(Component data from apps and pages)
..............................

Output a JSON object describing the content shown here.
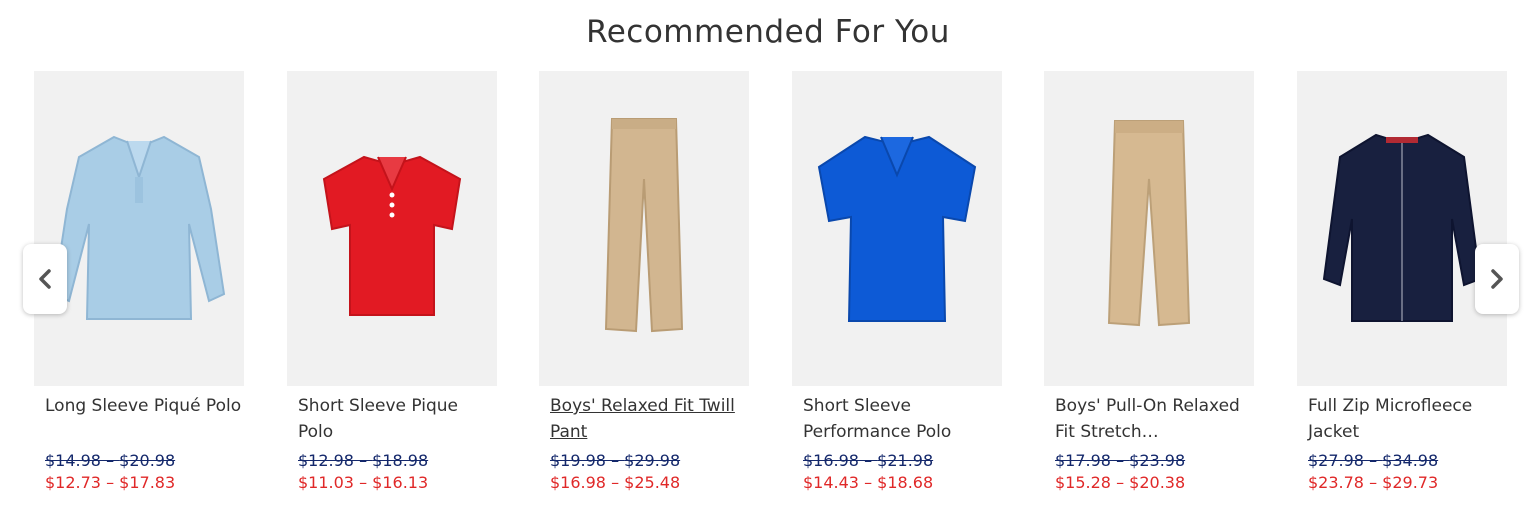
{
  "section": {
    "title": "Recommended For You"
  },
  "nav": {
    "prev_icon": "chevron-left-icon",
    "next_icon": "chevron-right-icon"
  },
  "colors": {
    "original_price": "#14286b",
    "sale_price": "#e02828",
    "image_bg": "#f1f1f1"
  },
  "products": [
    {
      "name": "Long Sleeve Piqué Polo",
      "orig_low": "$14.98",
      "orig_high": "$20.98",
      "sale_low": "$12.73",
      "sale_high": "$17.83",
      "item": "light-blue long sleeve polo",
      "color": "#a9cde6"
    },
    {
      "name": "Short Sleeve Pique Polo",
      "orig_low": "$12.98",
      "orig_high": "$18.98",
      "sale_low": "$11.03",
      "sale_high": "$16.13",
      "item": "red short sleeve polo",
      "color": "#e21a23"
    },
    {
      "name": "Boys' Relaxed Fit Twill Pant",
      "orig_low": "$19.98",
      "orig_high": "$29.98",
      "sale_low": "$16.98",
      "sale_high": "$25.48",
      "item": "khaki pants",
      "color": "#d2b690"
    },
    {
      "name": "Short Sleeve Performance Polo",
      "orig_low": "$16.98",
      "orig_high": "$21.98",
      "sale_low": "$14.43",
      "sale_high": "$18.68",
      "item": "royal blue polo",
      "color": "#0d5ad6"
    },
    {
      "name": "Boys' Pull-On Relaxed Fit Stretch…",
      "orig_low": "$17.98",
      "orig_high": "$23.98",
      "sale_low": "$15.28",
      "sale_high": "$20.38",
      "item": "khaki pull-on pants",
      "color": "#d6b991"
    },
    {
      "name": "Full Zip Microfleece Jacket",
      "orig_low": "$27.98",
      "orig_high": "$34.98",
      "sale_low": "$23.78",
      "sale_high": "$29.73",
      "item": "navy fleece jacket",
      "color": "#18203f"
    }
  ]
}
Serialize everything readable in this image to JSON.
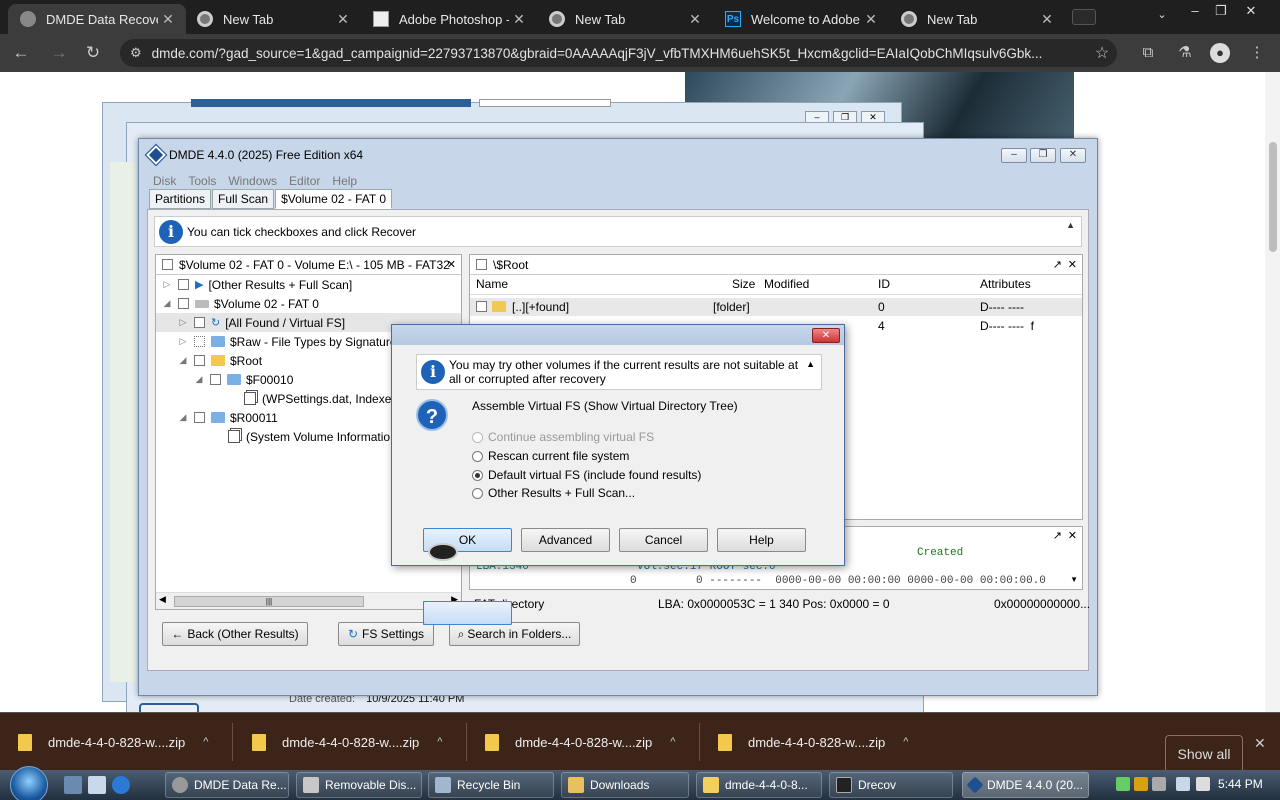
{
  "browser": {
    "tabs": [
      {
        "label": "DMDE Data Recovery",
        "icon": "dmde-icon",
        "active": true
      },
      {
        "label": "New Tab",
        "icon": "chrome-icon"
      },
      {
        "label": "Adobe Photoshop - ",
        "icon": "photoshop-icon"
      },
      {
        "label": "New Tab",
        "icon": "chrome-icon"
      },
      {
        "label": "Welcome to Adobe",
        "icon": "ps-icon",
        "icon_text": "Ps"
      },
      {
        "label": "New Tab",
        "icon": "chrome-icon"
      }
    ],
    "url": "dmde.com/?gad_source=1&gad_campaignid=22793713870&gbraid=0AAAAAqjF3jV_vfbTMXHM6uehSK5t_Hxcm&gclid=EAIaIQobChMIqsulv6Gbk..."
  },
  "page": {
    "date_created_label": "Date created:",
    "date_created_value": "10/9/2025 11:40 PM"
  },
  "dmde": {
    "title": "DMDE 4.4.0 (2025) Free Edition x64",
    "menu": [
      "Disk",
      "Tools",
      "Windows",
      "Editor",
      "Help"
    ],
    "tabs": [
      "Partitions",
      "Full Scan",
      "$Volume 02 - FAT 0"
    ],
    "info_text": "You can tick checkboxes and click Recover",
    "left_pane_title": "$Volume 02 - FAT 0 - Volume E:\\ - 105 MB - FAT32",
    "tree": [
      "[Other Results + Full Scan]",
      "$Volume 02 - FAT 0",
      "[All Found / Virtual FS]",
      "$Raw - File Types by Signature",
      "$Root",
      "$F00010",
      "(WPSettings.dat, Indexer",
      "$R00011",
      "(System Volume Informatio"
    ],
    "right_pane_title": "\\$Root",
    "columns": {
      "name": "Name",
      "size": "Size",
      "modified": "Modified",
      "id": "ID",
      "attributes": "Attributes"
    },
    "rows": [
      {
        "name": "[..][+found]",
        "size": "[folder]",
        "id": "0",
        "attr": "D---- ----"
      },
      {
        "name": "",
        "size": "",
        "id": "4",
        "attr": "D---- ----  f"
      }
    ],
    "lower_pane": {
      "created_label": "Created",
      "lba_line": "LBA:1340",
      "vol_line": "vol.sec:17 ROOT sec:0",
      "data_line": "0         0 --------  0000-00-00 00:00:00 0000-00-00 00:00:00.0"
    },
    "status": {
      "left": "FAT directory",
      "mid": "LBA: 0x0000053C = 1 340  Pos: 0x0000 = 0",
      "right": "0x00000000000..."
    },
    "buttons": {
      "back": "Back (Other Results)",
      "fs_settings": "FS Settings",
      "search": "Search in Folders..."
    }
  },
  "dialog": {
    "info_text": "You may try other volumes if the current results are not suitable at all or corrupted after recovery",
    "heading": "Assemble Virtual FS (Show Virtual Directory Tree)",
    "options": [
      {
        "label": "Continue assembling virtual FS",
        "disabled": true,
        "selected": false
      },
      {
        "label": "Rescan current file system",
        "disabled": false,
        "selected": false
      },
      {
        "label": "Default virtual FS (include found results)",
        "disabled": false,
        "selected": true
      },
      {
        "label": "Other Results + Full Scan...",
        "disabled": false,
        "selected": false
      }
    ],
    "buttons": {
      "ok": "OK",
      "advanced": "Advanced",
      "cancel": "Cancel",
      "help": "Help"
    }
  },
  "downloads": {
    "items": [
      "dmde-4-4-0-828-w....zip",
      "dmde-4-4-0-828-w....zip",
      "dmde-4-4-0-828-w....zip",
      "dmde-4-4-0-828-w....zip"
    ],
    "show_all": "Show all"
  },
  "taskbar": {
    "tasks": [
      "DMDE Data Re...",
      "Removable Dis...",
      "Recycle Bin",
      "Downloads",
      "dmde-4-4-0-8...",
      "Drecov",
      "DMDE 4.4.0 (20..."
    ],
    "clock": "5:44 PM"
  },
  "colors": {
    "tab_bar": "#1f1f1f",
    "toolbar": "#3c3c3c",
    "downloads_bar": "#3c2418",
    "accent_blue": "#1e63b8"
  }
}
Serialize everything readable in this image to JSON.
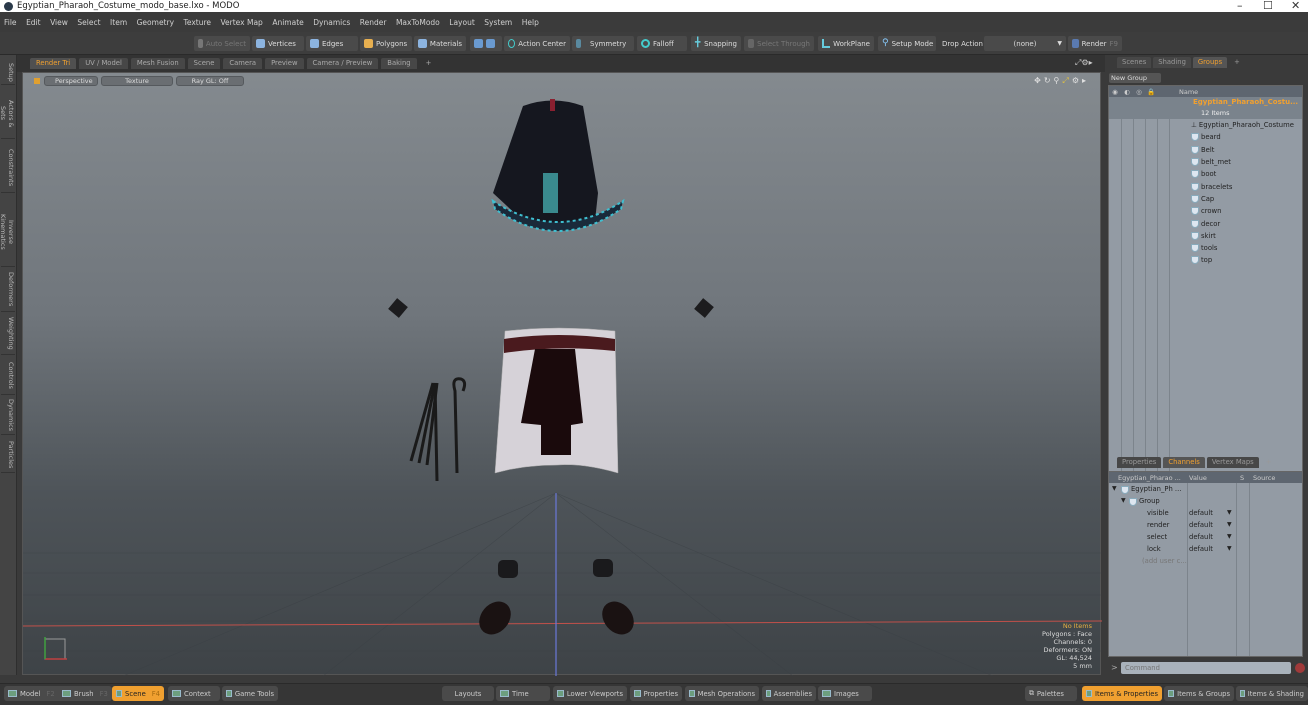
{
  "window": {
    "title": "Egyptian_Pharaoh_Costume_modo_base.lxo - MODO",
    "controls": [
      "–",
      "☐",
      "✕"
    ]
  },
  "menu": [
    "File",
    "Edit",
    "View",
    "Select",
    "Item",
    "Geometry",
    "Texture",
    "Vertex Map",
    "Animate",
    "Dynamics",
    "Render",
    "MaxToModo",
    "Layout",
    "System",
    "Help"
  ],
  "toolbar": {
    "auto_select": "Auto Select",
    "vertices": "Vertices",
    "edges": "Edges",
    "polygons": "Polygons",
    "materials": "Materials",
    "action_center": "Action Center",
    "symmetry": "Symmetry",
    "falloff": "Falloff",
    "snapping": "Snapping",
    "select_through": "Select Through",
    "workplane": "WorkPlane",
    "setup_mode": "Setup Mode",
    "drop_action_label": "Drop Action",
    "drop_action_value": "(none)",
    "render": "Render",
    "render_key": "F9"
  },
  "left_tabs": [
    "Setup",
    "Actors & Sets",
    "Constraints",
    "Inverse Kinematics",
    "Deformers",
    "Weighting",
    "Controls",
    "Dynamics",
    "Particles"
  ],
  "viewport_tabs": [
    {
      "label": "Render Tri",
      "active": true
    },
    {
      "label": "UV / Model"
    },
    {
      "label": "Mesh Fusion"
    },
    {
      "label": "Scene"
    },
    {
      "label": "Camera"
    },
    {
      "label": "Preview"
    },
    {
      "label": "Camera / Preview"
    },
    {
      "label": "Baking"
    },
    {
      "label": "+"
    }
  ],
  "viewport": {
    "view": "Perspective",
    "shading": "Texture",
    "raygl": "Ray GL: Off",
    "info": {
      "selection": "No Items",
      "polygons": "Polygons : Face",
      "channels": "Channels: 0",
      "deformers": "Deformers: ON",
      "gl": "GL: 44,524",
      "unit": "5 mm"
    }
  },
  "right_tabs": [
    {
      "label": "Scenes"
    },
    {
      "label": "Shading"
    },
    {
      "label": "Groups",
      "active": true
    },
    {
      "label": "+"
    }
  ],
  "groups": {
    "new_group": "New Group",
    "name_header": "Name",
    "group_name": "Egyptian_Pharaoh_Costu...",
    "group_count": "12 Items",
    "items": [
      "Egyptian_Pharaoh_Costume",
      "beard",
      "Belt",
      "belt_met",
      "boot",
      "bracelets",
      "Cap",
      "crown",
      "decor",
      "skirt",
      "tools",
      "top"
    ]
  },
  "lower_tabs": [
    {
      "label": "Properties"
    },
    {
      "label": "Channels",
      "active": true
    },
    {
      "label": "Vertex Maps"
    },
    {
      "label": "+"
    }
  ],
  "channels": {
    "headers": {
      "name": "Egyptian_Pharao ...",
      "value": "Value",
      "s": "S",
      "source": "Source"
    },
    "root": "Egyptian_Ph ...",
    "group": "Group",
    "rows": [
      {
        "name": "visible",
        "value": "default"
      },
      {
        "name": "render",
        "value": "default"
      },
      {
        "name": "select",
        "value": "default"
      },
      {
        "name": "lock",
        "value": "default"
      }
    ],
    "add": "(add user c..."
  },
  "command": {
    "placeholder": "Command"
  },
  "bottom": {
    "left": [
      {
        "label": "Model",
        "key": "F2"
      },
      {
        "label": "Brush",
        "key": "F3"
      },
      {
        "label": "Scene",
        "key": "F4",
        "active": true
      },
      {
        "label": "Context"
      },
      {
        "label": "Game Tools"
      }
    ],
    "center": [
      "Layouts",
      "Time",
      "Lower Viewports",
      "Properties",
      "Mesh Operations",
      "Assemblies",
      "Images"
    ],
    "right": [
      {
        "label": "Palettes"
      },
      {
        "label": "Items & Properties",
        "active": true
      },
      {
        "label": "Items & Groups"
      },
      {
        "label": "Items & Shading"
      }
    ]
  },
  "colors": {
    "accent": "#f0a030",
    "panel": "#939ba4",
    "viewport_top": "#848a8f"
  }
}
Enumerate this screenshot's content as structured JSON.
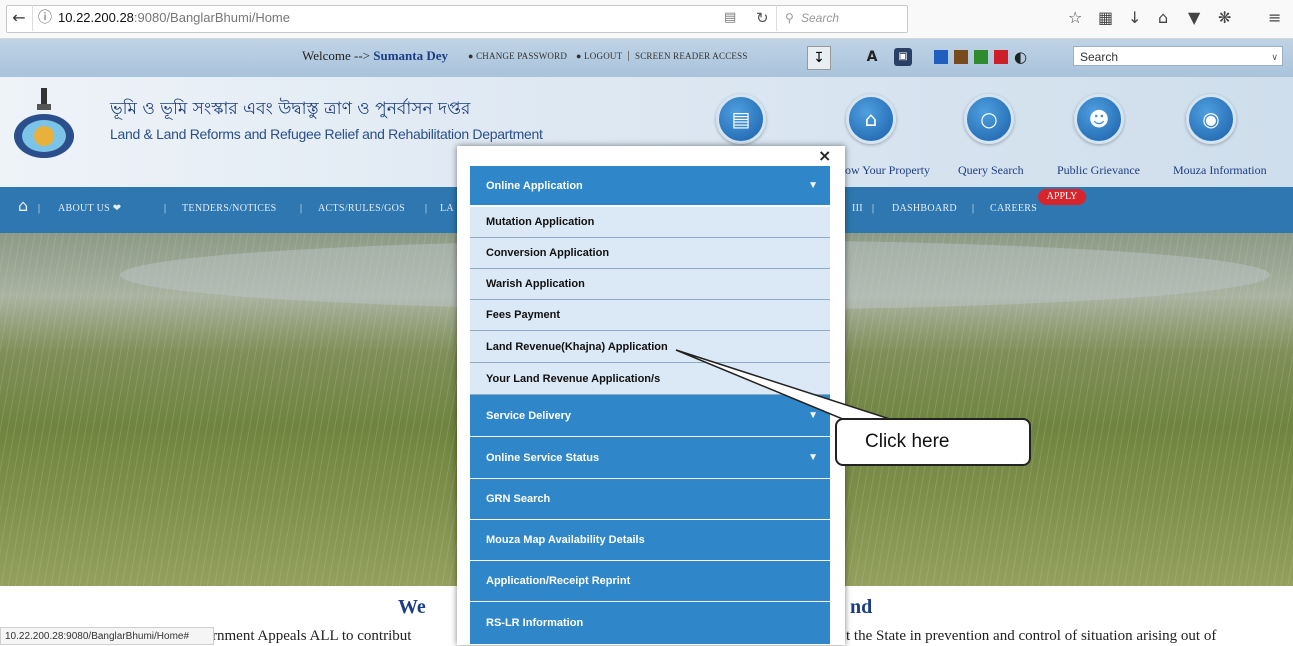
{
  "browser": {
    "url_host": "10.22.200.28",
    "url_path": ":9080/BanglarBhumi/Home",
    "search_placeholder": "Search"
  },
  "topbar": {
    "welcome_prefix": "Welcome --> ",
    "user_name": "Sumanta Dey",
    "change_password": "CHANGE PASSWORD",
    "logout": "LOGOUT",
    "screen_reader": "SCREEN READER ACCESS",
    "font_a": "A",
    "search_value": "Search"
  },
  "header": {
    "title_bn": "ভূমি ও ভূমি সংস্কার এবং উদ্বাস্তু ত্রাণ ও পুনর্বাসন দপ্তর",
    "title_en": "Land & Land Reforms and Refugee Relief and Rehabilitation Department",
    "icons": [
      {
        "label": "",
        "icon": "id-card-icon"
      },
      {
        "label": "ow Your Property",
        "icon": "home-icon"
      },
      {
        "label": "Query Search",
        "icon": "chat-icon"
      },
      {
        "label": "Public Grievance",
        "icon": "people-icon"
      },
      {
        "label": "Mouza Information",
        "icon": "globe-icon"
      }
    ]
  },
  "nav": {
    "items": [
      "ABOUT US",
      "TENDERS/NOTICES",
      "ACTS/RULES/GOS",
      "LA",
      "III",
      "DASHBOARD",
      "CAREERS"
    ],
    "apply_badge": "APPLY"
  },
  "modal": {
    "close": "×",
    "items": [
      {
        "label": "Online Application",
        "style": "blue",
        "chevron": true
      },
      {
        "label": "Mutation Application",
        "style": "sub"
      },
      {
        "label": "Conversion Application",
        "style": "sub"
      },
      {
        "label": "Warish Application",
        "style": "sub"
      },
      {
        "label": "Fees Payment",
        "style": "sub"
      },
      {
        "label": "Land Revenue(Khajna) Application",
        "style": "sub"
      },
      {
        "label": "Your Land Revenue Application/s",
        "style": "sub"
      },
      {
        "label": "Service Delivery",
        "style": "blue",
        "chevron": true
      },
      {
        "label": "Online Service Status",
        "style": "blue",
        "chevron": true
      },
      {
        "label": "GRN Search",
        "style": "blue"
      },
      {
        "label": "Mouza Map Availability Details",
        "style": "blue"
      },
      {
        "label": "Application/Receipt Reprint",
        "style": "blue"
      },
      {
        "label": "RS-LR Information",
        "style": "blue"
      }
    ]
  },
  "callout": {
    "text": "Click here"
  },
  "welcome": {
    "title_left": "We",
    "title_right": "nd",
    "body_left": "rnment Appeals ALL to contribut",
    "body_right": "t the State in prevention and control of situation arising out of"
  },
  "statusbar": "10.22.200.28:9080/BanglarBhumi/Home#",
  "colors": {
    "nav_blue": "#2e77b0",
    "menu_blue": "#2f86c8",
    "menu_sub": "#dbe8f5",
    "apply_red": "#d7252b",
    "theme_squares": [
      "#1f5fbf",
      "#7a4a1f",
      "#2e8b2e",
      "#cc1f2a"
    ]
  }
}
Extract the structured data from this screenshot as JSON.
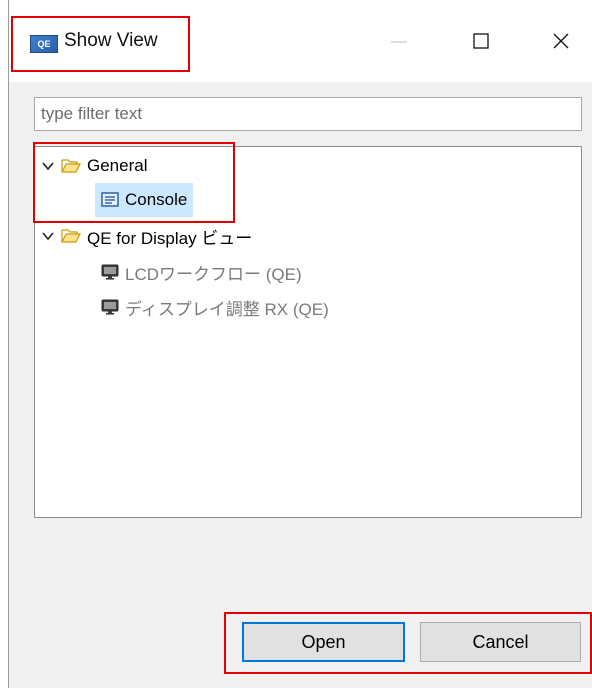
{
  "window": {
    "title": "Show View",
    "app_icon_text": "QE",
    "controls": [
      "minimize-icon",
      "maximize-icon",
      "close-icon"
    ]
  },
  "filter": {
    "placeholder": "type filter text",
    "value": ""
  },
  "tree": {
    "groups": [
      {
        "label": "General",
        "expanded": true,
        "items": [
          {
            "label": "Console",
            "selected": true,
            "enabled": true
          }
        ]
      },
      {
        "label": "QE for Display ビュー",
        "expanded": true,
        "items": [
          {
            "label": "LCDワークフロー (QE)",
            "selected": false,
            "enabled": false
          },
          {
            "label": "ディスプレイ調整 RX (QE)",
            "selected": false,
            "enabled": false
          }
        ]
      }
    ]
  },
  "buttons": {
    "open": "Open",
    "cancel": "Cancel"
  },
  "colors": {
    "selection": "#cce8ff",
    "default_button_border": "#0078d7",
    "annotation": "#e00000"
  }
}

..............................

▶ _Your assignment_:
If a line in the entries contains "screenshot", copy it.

▶ _Output for this exercise_:
Enumerate this screenshot's content as structured JSON.
Extract the structured data from this screenshot as JSON.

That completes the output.